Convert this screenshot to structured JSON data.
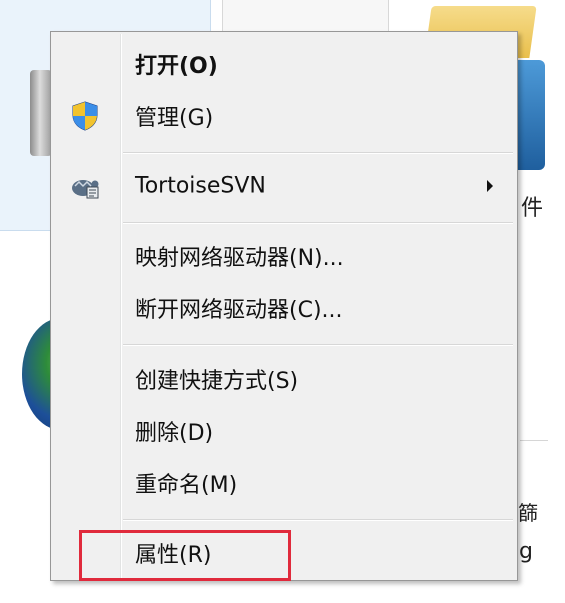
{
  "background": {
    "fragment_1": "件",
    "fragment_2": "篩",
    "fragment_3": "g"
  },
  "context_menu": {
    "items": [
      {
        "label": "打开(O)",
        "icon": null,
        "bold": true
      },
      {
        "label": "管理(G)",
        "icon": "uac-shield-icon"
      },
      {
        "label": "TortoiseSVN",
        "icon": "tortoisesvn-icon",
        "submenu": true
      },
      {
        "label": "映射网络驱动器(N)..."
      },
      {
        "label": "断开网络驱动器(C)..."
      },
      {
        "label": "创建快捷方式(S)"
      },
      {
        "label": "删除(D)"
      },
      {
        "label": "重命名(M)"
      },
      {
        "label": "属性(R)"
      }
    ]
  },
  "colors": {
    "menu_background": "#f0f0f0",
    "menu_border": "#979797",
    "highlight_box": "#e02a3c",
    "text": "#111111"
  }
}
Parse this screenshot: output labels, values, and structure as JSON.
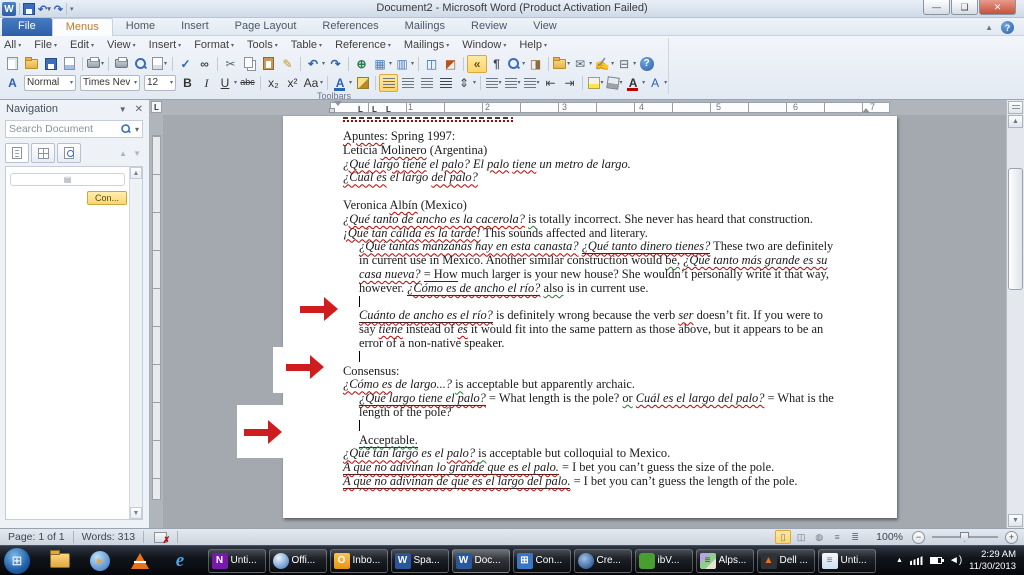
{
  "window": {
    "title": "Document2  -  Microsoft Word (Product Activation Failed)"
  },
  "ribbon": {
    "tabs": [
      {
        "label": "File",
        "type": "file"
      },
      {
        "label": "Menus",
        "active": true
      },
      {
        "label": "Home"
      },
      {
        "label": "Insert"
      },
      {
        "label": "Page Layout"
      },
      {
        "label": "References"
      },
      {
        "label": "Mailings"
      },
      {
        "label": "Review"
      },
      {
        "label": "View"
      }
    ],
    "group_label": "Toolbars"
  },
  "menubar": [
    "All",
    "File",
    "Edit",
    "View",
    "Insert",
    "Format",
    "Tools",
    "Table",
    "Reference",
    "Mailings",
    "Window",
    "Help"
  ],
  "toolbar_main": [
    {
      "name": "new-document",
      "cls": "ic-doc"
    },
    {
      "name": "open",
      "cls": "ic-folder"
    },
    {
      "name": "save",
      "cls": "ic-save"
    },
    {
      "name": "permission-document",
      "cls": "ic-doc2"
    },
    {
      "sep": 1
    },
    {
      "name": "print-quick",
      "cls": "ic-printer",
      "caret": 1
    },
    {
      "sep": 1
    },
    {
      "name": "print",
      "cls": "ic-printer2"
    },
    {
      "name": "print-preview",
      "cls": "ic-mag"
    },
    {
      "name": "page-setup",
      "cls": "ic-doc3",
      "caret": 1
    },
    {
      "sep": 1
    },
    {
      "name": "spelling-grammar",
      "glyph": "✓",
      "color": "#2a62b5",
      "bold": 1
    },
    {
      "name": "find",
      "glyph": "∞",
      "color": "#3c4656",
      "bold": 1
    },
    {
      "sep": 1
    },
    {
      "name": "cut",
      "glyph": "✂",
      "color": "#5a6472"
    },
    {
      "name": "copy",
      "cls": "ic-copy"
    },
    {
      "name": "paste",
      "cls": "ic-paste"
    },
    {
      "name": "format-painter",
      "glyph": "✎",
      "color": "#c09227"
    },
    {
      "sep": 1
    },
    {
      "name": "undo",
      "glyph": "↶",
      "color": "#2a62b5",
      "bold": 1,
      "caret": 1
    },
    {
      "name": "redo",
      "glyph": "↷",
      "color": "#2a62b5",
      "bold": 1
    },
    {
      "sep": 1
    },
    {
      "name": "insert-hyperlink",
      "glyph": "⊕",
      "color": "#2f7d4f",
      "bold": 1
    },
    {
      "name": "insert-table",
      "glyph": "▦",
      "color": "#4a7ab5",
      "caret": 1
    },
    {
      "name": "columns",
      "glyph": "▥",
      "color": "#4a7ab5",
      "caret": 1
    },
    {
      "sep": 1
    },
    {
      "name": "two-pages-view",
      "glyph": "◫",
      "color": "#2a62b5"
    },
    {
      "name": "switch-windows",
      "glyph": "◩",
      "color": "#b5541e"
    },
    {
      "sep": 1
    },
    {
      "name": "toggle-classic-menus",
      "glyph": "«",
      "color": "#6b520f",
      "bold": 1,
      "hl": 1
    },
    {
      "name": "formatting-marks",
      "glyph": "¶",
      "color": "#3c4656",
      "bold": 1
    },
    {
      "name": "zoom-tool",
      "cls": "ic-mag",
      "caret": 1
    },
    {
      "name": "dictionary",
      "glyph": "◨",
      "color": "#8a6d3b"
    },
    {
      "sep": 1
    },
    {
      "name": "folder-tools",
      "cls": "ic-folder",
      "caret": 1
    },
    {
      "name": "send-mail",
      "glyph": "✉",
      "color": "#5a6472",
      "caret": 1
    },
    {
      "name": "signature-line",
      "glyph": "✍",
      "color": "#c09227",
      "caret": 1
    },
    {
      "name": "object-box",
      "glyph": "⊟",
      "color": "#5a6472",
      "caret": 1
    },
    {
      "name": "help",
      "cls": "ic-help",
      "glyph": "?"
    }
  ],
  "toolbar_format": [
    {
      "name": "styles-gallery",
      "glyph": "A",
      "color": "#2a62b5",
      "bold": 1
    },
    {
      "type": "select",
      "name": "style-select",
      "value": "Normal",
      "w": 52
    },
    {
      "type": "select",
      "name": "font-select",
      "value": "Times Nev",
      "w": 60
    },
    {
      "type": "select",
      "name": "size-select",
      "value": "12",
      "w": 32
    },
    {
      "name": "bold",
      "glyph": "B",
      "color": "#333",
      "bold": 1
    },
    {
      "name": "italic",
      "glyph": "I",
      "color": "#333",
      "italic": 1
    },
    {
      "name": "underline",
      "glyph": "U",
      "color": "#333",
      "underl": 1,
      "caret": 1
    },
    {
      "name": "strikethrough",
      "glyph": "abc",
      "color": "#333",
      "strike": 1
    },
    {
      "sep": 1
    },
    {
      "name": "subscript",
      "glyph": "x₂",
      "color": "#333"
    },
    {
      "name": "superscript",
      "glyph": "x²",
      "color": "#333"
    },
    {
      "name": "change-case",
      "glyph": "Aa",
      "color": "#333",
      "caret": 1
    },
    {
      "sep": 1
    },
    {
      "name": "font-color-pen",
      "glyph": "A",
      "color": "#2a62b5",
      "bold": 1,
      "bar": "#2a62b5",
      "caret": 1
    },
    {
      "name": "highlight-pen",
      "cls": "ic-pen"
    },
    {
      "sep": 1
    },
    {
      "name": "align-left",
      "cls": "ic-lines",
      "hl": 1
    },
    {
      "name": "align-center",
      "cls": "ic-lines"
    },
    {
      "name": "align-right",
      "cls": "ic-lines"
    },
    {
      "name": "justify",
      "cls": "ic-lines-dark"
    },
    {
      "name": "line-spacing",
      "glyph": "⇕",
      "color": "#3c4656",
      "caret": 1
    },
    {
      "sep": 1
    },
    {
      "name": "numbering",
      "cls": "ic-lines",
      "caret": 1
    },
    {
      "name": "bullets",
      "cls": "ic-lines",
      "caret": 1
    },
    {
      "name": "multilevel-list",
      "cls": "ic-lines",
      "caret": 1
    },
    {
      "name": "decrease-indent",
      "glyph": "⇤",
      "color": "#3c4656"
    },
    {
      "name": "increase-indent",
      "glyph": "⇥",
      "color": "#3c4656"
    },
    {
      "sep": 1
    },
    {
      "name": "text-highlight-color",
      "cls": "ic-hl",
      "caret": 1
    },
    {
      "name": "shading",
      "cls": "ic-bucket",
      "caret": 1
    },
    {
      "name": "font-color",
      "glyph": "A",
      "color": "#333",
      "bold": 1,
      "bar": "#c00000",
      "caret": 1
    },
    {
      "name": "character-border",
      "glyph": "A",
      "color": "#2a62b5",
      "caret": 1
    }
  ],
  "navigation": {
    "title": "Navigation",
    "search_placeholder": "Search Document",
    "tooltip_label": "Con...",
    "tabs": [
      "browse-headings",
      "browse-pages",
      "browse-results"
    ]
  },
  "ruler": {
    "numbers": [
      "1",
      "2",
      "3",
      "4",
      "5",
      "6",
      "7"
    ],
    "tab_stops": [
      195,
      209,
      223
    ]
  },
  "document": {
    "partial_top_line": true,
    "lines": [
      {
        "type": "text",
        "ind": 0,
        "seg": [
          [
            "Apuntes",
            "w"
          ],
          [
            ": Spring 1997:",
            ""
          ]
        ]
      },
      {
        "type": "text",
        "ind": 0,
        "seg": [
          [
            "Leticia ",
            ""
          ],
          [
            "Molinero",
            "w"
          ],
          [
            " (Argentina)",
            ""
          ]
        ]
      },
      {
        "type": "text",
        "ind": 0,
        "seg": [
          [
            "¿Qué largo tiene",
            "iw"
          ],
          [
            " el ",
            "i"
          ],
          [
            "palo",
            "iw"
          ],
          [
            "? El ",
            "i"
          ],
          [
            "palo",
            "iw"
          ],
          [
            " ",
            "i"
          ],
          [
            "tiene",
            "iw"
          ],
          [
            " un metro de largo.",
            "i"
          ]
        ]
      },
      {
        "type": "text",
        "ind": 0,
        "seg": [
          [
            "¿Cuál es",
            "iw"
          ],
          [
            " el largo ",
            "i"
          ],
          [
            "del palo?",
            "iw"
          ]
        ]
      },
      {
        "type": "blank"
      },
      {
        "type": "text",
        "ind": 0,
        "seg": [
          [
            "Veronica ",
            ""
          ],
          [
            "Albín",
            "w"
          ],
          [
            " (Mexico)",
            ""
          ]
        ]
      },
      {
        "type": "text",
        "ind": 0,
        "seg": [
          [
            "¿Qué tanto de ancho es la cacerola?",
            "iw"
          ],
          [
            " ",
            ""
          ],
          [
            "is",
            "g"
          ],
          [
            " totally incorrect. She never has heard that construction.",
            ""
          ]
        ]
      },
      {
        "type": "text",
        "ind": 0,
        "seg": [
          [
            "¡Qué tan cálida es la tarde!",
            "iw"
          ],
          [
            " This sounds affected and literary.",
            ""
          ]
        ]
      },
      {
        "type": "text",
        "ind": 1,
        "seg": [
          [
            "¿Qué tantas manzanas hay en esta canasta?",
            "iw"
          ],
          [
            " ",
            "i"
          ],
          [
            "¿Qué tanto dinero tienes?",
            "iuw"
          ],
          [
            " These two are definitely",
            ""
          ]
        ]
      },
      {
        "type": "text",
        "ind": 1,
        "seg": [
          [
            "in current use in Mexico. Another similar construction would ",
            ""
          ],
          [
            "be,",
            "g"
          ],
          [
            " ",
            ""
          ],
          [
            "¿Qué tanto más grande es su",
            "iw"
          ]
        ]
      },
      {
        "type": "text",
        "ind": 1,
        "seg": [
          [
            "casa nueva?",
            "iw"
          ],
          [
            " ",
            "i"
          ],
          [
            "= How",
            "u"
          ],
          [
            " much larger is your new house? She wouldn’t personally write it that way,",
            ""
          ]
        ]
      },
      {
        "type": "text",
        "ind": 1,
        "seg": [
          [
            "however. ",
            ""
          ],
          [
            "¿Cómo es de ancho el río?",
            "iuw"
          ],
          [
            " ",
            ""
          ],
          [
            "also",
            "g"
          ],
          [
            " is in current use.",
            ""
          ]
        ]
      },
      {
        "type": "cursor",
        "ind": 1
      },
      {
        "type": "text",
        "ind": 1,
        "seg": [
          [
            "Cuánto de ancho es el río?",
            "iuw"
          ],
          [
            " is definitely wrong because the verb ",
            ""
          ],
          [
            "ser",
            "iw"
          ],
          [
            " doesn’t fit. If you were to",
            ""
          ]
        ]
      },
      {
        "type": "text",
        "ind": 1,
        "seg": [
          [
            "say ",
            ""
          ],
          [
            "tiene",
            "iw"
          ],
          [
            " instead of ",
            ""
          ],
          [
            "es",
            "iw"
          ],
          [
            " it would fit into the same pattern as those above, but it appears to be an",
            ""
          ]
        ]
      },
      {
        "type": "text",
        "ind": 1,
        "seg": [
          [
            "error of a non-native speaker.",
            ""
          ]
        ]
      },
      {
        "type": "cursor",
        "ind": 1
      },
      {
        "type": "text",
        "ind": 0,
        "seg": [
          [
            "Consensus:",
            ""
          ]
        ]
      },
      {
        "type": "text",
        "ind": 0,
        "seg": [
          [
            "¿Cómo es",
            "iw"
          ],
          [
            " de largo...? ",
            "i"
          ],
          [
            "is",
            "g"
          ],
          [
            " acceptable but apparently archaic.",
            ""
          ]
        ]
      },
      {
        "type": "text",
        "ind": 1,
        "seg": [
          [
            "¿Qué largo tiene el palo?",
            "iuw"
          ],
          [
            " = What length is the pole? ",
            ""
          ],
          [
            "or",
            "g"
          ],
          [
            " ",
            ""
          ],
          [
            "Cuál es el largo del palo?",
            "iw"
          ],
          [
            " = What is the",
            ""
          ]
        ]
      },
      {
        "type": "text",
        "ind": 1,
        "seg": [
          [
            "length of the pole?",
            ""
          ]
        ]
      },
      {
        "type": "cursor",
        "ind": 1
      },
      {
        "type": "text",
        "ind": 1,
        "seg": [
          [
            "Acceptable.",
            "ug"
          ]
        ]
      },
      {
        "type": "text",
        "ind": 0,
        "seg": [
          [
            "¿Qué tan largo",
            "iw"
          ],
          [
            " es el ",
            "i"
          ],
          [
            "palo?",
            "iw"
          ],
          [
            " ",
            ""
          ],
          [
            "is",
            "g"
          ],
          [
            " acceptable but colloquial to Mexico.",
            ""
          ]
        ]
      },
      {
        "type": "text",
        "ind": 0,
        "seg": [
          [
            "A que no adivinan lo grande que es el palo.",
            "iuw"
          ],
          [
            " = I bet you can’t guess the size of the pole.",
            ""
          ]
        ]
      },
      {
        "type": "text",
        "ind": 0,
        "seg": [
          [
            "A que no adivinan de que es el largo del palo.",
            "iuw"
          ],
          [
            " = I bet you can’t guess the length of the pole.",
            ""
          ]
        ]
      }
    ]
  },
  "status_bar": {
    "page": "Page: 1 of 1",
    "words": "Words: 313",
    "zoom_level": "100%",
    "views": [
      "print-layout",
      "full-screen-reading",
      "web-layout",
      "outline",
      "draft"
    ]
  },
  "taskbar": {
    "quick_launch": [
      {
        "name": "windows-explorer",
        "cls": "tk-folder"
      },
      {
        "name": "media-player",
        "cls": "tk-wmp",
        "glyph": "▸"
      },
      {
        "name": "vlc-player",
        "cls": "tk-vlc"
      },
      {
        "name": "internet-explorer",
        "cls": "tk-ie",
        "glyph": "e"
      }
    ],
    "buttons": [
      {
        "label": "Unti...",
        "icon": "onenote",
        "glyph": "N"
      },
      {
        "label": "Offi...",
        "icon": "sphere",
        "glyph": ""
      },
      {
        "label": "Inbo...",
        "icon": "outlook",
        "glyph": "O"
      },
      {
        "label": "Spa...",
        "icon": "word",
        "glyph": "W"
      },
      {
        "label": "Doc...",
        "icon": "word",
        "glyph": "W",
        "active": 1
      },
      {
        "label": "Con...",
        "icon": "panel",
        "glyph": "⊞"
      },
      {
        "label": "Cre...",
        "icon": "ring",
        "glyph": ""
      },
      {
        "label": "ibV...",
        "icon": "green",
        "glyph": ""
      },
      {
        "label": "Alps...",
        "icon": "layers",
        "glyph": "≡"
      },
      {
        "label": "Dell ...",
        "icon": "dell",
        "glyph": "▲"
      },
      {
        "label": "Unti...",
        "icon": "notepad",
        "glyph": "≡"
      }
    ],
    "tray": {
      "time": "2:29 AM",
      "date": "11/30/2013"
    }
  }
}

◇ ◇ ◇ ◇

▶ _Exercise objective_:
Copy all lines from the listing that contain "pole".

▶ _Result below_:
            " = What length is the pole? ",
            "length of the pole?",
            " = I bet you can’t guess the size of the pole.",
            " = I bet you can’t guess the length of the pole.",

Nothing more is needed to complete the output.